She loved life, liberty, and the happiness of being pursued. It is at this point of the conjunction, that usage differs. Some writers omit the comma before the final item in the series if the item is preceded by a conjunction. This omission is acceptable if it does not cause any confusion. In informal writing there is a progressive tendency to discard the comma before the conjunction, except for clearness, as the writing grows less formal. In journalistic writing, the comma is regularly omitted. To avoid possible misreadings, however, it is a good idea not to omit this comma. e.g. I would hold my laugh, bite my tongue, grit my teeth and seriously erase even the touch of a smile from my face. -Maya Angelou The comma should not be used before a conjunction within a series of just two items: e.g. The manager was genial but shrewd.
She checked my weekly sales and asked to speak with me.
Exception: You may use a comma to set off a contrasting phrase:
e.g. She liked running her own business, but not working on week-ends.
Sometimes writers will use a series that has no coordinating conjunction between the last two items.
e.g. Now she stops, turns, glowers. -John McPhee
Only the very young and the very old may recount their dreams at breakfast, dwell upon self, interrupt with memories of beach picnics and favorite Liberty lawn dresses and the rainbow trout in a creek near Colorado Springs. -Joan Didion
Commas are not required if the items in the series are all joined by coordinating conjunctions.
e.g. I'd like to be considered good and honest and reasonably accurate. -Red Smith on sports writing
Insert commas as necessary to separate items in series in the following sentences.

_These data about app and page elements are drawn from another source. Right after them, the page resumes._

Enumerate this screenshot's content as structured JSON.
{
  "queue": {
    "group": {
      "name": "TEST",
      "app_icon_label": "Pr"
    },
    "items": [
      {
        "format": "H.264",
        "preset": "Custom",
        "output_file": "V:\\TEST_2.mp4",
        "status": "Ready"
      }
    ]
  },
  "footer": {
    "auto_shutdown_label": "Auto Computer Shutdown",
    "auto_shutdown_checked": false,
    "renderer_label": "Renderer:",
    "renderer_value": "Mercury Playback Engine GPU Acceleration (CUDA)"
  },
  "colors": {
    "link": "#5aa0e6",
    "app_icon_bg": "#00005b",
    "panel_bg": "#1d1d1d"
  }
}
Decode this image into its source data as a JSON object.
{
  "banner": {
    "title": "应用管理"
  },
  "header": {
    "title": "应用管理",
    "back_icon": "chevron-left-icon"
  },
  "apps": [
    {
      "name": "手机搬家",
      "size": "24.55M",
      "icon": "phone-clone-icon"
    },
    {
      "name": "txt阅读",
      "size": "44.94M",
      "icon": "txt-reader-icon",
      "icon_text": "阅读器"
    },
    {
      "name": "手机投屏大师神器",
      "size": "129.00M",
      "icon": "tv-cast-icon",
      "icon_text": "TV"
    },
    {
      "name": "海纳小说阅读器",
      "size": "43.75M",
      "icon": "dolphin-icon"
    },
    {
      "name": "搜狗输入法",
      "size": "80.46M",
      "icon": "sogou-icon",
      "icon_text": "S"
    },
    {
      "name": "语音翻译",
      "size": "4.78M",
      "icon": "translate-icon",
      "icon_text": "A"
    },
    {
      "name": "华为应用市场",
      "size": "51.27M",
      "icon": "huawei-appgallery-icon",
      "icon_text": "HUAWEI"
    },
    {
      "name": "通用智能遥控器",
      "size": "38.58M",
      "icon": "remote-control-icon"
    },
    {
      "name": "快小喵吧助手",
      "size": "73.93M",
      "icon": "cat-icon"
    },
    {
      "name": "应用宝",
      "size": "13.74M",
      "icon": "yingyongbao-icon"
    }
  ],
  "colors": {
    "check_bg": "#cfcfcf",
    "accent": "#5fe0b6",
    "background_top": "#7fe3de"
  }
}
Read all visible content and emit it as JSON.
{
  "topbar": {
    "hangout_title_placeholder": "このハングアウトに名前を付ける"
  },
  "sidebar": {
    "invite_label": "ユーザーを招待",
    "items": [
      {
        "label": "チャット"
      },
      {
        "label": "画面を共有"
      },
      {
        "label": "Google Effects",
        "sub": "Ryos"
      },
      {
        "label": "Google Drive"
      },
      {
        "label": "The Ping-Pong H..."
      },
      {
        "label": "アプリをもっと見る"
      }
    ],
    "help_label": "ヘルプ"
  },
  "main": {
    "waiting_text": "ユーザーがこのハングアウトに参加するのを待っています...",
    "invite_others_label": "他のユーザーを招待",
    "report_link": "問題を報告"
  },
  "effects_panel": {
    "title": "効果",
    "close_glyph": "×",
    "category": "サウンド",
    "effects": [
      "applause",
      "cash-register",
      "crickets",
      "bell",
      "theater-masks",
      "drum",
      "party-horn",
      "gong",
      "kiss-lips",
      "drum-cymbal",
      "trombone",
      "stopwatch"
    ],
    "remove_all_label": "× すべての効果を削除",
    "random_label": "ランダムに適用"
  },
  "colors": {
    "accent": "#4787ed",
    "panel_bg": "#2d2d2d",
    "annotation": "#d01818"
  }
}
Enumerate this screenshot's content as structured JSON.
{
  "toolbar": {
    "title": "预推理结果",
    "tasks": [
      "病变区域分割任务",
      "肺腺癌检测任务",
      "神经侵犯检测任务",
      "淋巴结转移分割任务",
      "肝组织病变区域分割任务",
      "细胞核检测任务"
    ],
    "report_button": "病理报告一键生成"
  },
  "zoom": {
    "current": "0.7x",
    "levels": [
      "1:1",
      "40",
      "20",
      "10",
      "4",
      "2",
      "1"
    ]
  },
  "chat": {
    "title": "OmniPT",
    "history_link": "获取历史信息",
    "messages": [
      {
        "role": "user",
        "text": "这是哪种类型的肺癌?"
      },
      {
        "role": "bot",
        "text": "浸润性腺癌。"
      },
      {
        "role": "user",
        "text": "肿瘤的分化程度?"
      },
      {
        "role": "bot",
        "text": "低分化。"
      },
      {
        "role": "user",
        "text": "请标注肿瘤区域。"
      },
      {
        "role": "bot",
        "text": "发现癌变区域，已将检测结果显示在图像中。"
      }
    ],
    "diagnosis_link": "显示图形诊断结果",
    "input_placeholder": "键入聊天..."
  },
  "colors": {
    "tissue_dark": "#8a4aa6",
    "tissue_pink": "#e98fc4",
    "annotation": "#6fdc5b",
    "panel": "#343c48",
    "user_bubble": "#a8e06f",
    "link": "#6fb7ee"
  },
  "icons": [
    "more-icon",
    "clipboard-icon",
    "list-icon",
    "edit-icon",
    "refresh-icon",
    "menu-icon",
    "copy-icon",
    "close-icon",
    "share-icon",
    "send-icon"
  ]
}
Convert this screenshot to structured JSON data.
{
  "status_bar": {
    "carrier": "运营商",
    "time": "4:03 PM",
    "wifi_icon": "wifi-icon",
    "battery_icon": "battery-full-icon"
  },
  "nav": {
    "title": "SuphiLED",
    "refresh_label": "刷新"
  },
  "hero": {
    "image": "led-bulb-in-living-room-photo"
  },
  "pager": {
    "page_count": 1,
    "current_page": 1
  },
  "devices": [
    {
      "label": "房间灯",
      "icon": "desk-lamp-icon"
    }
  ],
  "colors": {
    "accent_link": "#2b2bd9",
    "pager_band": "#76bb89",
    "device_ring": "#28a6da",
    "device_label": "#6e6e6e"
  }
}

Commas are used between coordinate adjectives but are not used between noncoordinate adjectives. In your own sentences with adjective series, you can apply two tests to determine whether the adjectives are coordinate: The adjectives are coordinate and should be separated by commas if you can reorder the adjectives without changing the meaning, or if the word and can be inserted between the adjectives without changing the meaning. e.g. I was a very shy, timid kid. -Red Smith
The Committee room was almost empty except for a few elderly, small-faced ladies sitting in the rear. -Lillian Hellman The smithy stood under the spreading chestnut tree. In the phrase shy, timid kid, you can reorder the adjectives to timid, shy kid without changing the meaning; and you can also join them with and (shy and timid kid). Therefore, you would put a comma between the two adjectives.
A safe practice is to omit the comma with numerals and with the common adjectives of size and age: e.g. The little old lady
A large red-haired girl Four tiny black dogs
Commas can be used to set off adjectives in special ways. Many contemporary writers use adjectives somewhat more freely than the examples shown indicate. They may let adjectives follow the nouns they modify, or they may separate them from the nouns (still within the same sentence). Or, they may place adjectives before the noun but set them off in some way. The result is a particularly modern rhythm. This rhythm is marked by commas. e.g. It was a Texas barbecue, Houston-style. -Tom Wolfe
The few girls who managed it were never quite the same again, a little more defiant, a little more impudent. -Kate Simon I remember the emeralds in shop window, lying casually in trays, all of them oddly pale at the center, somehow watered, cold at the very heart where one expects the fire. -Joan Didion
Insert commas in the following sentences: